::: Information :::

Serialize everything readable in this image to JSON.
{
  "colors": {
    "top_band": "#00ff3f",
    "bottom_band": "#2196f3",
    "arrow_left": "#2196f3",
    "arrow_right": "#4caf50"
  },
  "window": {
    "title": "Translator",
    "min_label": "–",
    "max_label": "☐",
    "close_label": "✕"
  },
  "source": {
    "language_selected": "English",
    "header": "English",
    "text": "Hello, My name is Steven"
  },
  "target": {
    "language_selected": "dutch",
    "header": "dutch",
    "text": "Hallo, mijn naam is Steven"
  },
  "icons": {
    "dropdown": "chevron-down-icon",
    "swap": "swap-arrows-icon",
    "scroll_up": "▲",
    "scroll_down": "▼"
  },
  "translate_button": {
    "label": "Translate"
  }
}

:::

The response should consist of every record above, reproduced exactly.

- _Answer below_:
Serialize everything readable in this image to JSON.
{
  "colors": {
    "top_band": "#00ff3f",
    "bottom_band": "#2196f3",
    "arrow_left": "#2196f3",
    "arrow_right": "#4caf50"
  },
  "window": {
    "title": "Translator",
    "min_label": "–",
    "max_label": "☐",
    "close_label": "✕"
  },
  "source": {
    "language_selected": "English",
    "header": "English",
    "text": "Hello, My name is Steven"
  },
  "target": {
    "language_selected": "dutch",
    "header": "dutch",
    "text": "Hallo, mijn naam is Steven"
  },
  "icons": {
    "dropdown": "chevron-down-icon",
    "swap": "swap-arrows-icon",
    "scroll_up": "▲",
    "scroll_down": "▼"
  },
  "translate_button": {
    "label": "Translate"
  }
}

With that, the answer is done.